◆ Task objective ◆
Please set down the listing exactly, from the first line to the last.
Segment Open
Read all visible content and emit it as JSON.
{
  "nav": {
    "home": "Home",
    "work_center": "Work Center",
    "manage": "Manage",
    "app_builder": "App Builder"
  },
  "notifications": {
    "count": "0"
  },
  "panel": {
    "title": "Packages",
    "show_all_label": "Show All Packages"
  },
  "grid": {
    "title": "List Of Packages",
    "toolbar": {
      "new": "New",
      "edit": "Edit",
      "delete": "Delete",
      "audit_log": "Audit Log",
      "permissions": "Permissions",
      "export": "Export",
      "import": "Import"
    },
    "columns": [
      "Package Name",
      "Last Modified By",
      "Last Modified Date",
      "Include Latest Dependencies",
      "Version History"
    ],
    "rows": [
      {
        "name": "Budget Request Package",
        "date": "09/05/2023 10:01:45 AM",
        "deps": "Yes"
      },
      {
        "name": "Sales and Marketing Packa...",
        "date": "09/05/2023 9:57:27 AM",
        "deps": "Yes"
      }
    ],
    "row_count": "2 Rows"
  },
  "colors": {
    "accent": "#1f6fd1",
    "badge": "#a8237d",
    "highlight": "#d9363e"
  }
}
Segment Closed
◆ Answer to this task ◆
Read all visible content and emit it as JSON.
{
  "nav": {
    "home": "Home",
    "work_center": "Work Center",
    "manage": "Manage",
    "app_builder": "App Builder"
  },
  "notifications": {
    "count": "0"
  },
  "panel": {
    "title": "Packages",
    "show_all_label": "Show All Packages"
  },
  "grid": {
    "title": "List Of Packages",
    "toolbar": {
      "new": "New",
      "edit": "Edit",
      "delete": "Delete",
      "audit_log": "Audit Log",
      "permissions": "Permissions",
      "export": "Export",
      "import": "Import"
    },
    "columns": [
      "Package Name",
      "Last Modified By",
      "Last Modified Date",
      "Include Latest Dependencies",
      "Version History"
    ],
    "rows": [
      {
        "name": "Budget Request Package",
        "date": "09/05/2023 10:01:45 AM",
        "deps": "Yes"
      },
      {
        "name": "Sales and Marketing Packa...",
        "date": "09/05/2023 9:57:27 AM",
        "deps": "Yes"
      }
    ],
    "row_count": "2 Rows"
  },
  "colors": {
    "accent": "#1f6fd1",
    "badge": "#a8237d",
    "highlight": "#d9363e"
  }
}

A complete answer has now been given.